[Dataset excerpts]
# # # # #

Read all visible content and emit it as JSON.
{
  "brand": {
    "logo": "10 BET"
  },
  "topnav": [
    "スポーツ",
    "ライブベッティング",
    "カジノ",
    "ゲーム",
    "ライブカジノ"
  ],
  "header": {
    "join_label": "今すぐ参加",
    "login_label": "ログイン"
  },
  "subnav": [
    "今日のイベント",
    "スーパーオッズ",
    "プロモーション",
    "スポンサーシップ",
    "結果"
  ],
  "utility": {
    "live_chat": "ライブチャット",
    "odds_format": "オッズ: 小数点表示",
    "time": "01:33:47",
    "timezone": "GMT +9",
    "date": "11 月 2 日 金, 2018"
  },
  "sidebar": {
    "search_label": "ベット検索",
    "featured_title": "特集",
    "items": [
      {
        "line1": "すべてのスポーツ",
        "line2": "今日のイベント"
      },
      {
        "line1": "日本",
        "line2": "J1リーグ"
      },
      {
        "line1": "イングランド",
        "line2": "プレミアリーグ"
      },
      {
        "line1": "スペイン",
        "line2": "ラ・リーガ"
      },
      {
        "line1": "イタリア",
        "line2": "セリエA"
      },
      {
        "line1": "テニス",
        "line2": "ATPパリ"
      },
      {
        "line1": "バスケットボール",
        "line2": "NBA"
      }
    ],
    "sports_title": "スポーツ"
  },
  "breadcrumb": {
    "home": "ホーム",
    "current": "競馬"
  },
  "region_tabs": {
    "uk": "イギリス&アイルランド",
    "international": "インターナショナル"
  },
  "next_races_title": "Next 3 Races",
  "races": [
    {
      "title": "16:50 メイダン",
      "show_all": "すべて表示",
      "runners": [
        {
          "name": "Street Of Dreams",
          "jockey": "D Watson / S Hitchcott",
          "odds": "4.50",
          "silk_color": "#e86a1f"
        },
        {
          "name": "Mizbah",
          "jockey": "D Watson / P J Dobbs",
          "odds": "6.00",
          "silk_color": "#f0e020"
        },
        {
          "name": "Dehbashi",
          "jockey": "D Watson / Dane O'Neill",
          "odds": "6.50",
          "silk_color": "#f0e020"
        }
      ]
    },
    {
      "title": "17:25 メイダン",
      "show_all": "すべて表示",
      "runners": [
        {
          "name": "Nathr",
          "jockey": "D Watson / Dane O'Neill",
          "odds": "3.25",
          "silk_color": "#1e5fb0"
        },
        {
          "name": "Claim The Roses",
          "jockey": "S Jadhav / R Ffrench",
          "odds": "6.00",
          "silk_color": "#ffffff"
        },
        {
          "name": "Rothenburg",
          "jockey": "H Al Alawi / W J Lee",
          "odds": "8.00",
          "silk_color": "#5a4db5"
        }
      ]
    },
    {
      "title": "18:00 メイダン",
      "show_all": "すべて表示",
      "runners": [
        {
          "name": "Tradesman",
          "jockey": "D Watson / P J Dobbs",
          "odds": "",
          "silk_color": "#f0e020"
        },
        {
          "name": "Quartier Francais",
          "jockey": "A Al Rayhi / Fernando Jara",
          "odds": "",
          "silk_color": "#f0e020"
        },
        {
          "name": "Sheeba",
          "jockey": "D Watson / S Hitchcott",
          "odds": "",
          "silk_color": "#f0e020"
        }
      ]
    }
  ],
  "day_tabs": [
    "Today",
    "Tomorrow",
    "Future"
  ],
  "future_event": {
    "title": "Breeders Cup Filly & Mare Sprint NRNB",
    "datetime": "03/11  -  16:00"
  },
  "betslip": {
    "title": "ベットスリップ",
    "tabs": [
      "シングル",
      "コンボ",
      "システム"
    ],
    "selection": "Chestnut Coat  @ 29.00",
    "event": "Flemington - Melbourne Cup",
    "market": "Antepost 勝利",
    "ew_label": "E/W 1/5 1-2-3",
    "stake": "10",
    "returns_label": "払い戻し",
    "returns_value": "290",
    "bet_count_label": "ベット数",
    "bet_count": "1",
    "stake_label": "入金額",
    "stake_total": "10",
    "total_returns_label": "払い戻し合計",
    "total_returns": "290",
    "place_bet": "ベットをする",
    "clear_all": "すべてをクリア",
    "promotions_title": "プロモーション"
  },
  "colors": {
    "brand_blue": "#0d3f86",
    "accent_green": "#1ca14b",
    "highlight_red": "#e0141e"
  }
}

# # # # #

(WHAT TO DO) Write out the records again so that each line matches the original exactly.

(EXERCISE RESPONSE)
Read all visible content and emit it as JSON.
{
  "brand": {
    "logo": "10 BET"
  },
  "topnav": [
    "スポーツ",
    "ライブベッティング",
    "カジノ",
    "ゲーム",
    "ライブカジノ"
  ],
  "header": {
    "join_label": "今すぐ参加",
    "login_label": "ログイン"
  },
  "subnav": [
    "今日のイベント",
    "スーパーオッズ",
    "プロモーション",
    "スポンサーシップ",
    "結果"
  ],
  "utility": {
    "live_chat": "ライブチャット",
    "odds_format": "オッズ: 小数点表示",
    "time": "01:33:47",
    "timezone": "GMT +9",
    "date": "11 月 2 日 金, 2018"
  },
  "sidebar": {
    "search_label": "ベット検索",
    "featured_title": "特集",
    "items": [
      {
        "line1": "すべてのスポーツ",
        "line2": "今日のイベント"
      },
      {
        "line1": "日本",
        "line2": "J1リーグ"
      },
      {
        "line1": "イングランド",
        "line2": "プレミアリーグ"
      },
      {
        "line1": "スペイン",
        "line2": "ラ・リーガ"
      },
      {
        "line1": "イタリア",
        "line2": "セリエA"
      },
      {
        "line1": "テニス",
        "line2": "ATPパリ"
      },
      {
        "line1": "バスケットボール",
        "line2": "NBA"
      }
    ],
    "sports_title": "スポーツ"
  },
  "breadcrumb": {
    "home": "ホーム",
    "current": "競馬"
  },
  "region_tabs": {
    "uk": "イギリス&アイルランド",
    "international": "インターナショナル"
  },
  "next_races_title": "Next 3 Races",
  "races": [
    {
      "title": "16:50 メイダン",
      "show_all": "すべて表示",
      "runners": [
        {
          "name": "Street Of Dreams",
          "jockey": "D Watson / S Hitchcott",
          "odds": "4.50",
          "silk_color": "#e86a1f"
        },
        {
          "name": "Mizbah",
          "jockey": "D Watson / P J Dobbs",
          "odds": "6.00",
          "silk_color": "#f0e020"
        },
        {
          "name": "Dehbashi",
          "jockey": "D Watson / Dane O'Neill",
          "odds": "6.50",
          "silk_color": "#f0e020"
        }
      ]
    },
    {
      "title": "17:25 メイダン",
      "show_all": "すべて表示",
      "runners": [
        {
          "name": "Nathr",
          "jockey": "D Watson / Dane O'Neill",
          "odds": "3.25",
          "silk_color": "#1e5fb0"
        },
        {
          "name": "Claim The Roses",
          "jockey": "S Jadhav / R Ffrench",
          "odds": "6.00",
          "silk_color": "#ffffff"
        },
        {
          "name": "Rothenburg",
          "jockey": "H Al Alawi / W J Lee",
          "odds": "8.00",
          "silk_color": "#5a4db5"
        }
      ]
    },
    {
      "title": "18:00 メイダン",
      "show_all": "すべて表示",
      "runners": [
        {
          "name": "Tradesman",
          "jockey": "D Watson / P J Dobbs",
          "odds": "",
          "silk_color": "#f0e020"
        },
        {
          "name": "Quartier Francais",
          "jockey": "A Al Rayhi / Fernando Jara",
          "odds": "",
          "silk_color": "#f0e020"
        },
        {
          "name": "Sheeba",
          "jockey": "D Watson / S Hitchcott",
          "odds": "",
          "silk_color": "#f0e020"
        }
      ]
    }
  ],
  "day_tabs": [
    "Today",
    "Tomorrow",
    "Future"
  ],
  "future_event": {
    "title": "Breeders Cup Filly & Mare Sprint NRNB",
    "datetime": "03/11  -  16:00"
  },
  "betslip": {
    "title": "ベットスリップ",
    "tabs": [
      "シングル",
      "コンボ",
      "システム"
    ],
    "selection": "Chestnut Coat  @ 29.00",
    "event": "Flemington - Melbourne Cup",
    "market": "Antepost 勝利",
    "ew_label": "E/W 1/5 1-2-3",
    "stake": "10",
    "returns_label": "払い戻し",
    "returns_value": "290",
    "bet_count_label": "ベット数",
    "bet_count": "1",
    "stake_label": "入金額",
    "stake_total": "10",
    "total_returns_label": "払い戻し合計",
    "total_returns": "290",
    "place_bet": "ベットをする",
    "clear_all": "すべてをクリア",
    "promotions_title": "プロモーション"
  },
  "colors": {
    "brand_blue": "#0d3f86",
    "accent_green": "#1ca14b",
    "highlight_red": "#e0141e"
  }
}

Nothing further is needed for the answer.